Competition among peer grad students seems to be most intense, and problematic, when it happens in a science lab. Here, when the professor assigns projects to students, and dissertations depend on the quality of experimental results, there can be severe consequences from favoritism and competition becomes a real career threat.
Wanna know the new self-diagnostic tool I use in my not-so-private practice?
The Extra-Easy Dyslexia Detector:
How do you know if you have visual-spacial sequencing deficits? You know you're dyslexic when you type the wrong letters into Blogger's word verification boxes two out of every three attempts to post on spam-protected sites.
The Fast 'n Friendly Low Frustration Tolerance Detector:
How do you know you have impulse control issues and lack mature levels of task persistence? You know you have low frustration tolerance when after just two measily mistakes typing letters into Blogger's word verification boxes you give up further attempts to post your comment.
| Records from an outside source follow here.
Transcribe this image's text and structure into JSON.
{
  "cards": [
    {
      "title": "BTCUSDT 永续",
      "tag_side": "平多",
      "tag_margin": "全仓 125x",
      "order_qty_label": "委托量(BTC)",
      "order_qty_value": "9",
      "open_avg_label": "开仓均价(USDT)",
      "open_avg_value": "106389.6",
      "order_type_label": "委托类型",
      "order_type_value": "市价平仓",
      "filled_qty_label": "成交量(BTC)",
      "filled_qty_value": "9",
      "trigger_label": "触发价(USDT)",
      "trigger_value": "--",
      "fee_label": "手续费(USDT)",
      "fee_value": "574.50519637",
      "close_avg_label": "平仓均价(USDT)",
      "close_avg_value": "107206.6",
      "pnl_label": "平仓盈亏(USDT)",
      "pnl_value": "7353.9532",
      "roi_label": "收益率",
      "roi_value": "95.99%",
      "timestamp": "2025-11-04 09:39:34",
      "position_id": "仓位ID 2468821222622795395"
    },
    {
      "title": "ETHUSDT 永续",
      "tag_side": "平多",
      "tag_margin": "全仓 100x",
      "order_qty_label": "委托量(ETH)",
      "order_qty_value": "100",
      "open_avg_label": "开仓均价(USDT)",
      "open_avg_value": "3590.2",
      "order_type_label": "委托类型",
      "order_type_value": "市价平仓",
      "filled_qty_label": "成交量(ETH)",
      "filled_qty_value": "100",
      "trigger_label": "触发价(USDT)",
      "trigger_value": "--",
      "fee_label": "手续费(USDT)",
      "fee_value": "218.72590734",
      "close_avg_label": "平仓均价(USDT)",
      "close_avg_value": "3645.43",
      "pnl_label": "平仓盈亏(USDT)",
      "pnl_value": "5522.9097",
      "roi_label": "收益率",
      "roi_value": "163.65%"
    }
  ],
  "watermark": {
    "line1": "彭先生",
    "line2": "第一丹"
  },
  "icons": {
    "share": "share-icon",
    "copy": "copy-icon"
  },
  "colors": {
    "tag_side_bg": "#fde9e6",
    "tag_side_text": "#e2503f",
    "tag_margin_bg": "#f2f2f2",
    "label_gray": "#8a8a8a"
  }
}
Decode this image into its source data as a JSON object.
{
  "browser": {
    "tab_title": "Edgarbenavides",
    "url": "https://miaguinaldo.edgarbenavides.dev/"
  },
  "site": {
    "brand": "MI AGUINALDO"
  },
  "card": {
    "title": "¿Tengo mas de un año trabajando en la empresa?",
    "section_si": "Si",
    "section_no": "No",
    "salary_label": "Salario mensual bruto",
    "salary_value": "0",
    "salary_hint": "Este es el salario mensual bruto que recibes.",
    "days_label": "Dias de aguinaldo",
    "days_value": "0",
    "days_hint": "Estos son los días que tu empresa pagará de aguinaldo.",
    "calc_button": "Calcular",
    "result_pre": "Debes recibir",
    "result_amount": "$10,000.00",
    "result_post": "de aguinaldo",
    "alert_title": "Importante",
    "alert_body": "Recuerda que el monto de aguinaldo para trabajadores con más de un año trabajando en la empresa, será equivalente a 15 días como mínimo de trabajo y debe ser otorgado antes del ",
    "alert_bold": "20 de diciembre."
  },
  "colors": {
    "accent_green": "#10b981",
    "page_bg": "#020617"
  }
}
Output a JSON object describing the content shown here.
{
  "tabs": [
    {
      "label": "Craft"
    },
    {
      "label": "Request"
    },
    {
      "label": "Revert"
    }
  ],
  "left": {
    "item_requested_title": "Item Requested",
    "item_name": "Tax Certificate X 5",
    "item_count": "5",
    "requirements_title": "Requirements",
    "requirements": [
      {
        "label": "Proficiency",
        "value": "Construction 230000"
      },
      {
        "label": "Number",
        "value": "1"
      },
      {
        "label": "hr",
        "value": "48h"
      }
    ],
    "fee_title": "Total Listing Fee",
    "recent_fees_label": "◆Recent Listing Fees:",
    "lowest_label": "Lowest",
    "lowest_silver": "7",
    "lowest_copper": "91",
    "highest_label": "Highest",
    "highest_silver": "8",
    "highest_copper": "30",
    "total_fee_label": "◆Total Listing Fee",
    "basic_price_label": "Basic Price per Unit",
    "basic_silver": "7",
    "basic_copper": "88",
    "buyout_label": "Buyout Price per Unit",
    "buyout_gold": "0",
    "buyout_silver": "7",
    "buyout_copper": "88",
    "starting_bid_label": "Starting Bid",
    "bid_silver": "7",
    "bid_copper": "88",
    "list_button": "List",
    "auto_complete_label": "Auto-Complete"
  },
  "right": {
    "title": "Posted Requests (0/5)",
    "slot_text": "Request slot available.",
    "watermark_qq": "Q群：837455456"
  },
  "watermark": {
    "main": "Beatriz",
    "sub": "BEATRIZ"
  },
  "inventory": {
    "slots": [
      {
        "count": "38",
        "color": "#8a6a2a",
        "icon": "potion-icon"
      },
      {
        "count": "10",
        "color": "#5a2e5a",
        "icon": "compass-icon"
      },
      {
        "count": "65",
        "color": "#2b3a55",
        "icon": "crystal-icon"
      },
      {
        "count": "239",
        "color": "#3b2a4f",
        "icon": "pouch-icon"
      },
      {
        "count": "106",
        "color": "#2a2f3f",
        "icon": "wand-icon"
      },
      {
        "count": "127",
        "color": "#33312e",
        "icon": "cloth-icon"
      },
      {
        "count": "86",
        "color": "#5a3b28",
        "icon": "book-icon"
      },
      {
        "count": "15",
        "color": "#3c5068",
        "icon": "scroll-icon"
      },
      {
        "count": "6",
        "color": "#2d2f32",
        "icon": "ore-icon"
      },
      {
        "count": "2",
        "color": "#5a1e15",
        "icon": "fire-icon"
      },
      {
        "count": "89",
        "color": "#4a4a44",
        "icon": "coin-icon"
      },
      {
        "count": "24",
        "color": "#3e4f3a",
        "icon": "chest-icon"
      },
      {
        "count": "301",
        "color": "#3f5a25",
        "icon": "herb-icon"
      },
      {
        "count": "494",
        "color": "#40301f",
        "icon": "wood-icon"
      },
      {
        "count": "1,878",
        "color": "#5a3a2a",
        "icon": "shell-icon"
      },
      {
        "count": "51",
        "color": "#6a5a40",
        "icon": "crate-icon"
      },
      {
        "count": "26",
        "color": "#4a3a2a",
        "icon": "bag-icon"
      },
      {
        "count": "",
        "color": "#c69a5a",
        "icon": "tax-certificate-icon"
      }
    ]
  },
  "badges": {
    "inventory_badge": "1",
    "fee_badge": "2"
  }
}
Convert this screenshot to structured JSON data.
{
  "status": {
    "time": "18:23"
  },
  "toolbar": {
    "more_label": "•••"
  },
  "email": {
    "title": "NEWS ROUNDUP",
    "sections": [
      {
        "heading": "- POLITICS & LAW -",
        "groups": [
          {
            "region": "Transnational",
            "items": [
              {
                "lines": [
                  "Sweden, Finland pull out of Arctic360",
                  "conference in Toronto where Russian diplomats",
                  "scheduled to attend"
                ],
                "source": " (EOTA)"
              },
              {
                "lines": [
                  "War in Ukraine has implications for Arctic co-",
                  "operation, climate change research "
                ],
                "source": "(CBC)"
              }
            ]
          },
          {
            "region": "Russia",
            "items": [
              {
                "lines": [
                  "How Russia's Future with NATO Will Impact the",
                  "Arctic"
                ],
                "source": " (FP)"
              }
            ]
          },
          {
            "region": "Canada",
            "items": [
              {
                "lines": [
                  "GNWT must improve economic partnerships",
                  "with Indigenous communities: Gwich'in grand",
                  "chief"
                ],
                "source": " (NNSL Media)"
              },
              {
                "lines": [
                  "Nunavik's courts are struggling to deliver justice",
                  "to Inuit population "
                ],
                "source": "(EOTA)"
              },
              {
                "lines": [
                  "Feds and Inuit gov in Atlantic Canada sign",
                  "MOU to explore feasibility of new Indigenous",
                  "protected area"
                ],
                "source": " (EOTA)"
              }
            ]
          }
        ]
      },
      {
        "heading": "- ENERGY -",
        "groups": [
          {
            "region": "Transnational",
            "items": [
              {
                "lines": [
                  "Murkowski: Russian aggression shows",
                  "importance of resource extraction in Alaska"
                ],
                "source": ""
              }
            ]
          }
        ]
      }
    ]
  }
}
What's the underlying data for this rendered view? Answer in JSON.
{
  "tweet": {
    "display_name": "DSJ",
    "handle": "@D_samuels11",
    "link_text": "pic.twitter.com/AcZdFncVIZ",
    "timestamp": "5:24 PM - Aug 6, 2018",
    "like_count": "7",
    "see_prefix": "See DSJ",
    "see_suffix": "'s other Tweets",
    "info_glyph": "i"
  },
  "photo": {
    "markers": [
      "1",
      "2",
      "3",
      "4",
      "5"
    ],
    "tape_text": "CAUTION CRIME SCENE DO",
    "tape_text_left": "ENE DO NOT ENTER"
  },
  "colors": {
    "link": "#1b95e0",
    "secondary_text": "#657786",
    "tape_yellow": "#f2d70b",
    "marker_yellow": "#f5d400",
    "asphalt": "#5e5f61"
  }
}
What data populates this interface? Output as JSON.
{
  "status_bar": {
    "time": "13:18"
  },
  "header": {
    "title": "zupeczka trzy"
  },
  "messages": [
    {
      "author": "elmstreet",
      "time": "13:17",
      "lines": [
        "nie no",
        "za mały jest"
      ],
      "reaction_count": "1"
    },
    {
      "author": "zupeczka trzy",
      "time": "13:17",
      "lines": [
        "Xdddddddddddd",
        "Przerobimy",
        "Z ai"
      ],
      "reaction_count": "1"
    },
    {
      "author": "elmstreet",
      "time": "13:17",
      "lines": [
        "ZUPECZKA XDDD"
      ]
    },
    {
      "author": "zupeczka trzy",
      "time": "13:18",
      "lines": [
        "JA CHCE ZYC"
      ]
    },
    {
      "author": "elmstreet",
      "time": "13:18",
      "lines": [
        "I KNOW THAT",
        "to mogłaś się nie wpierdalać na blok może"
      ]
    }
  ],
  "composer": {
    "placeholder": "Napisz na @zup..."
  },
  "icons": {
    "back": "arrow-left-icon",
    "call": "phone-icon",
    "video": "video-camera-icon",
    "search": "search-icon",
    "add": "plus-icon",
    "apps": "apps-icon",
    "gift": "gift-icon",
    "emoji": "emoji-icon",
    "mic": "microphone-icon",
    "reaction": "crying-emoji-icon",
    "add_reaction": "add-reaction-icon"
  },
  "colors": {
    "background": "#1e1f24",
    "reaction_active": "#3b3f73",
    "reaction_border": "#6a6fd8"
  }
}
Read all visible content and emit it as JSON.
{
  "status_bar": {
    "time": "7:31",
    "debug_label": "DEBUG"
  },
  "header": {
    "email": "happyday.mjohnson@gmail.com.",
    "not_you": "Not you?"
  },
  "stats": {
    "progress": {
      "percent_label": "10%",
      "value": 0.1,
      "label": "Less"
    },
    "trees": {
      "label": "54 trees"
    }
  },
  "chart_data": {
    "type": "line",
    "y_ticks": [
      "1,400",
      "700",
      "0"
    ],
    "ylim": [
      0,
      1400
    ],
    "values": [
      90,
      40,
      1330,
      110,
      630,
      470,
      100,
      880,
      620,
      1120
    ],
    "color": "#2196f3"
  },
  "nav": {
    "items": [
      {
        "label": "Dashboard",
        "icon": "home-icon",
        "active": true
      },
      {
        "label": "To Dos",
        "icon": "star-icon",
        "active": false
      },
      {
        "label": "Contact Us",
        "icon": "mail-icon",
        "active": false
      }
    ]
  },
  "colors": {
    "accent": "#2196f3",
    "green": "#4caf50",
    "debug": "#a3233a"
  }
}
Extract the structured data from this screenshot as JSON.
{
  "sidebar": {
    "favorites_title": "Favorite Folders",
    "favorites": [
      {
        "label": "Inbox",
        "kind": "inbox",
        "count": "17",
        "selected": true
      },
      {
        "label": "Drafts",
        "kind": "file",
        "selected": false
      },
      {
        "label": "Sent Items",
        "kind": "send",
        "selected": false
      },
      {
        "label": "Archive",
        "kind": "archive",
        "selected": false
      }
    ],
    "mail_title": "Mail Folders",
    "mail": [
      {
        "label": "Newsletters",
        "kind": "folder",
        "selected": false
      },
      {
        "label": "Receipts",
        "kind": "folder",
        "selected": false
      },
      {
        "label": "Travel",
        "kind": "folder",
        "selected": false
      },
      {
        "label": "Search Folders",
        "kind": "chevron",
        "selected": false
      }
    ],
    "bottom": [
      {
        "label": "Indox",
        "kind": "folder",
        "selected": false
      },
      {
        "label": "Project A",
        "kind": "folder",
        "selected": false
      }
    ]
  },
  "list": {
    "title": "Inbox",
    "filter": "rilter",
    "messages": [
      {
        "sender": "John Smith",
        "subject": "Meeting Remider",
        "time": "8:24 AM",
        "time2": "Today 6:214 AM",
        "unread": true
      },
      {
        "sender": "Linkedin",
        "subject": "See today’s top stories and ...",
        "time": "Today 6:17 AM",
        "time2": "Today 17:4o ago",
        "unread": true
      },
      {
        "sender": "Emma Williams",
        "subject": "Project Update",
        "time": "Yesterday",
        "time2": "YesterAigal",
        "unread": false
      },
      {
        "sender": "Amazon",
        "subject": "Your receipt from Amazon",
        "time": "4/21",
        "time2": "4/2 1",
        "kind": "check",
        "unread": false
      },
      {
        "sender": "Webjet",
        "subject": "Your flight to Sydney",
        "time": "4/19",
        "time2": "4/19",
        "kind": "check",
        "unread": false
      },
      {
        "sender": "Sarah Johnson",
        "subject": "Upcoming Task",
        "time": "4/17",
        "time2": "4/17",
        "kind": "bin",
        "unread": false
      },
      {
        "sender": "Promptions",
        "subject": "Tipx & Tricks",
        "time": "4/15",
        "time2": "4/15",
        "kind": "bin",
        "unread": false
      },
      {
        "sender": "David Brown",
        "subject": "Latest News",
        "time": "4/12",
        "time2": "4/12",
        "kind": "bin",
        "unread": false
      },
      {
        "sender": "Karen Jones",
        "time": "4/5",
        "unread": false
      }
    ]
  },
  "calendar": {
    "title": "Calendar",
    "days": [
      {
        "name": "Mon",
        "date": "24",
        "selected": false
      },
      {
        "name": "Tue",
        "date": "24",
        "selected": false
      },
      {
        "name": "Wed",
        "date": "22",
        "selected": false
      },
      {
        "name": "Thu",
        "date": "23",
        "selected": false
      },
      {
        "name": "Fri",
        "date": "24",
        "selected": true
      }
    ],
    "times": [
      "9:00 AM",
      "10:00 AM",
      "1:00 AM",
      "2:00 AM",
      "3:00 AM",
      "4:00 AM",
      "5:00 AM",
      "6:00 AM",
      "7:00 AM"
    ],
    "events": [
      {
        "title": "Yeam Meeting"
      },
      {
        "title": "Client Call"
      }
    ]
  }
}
BTW, these diagnostic tools also work for non-learning disabled folks who want to ascertain whether they've been procrastinating on the academogosphere for toooooooooo long. After 3 - 5 hours of blogperusing, even academics with upper-range neurological processing skills will begin to believe to think that twisted "q"s are "g"s.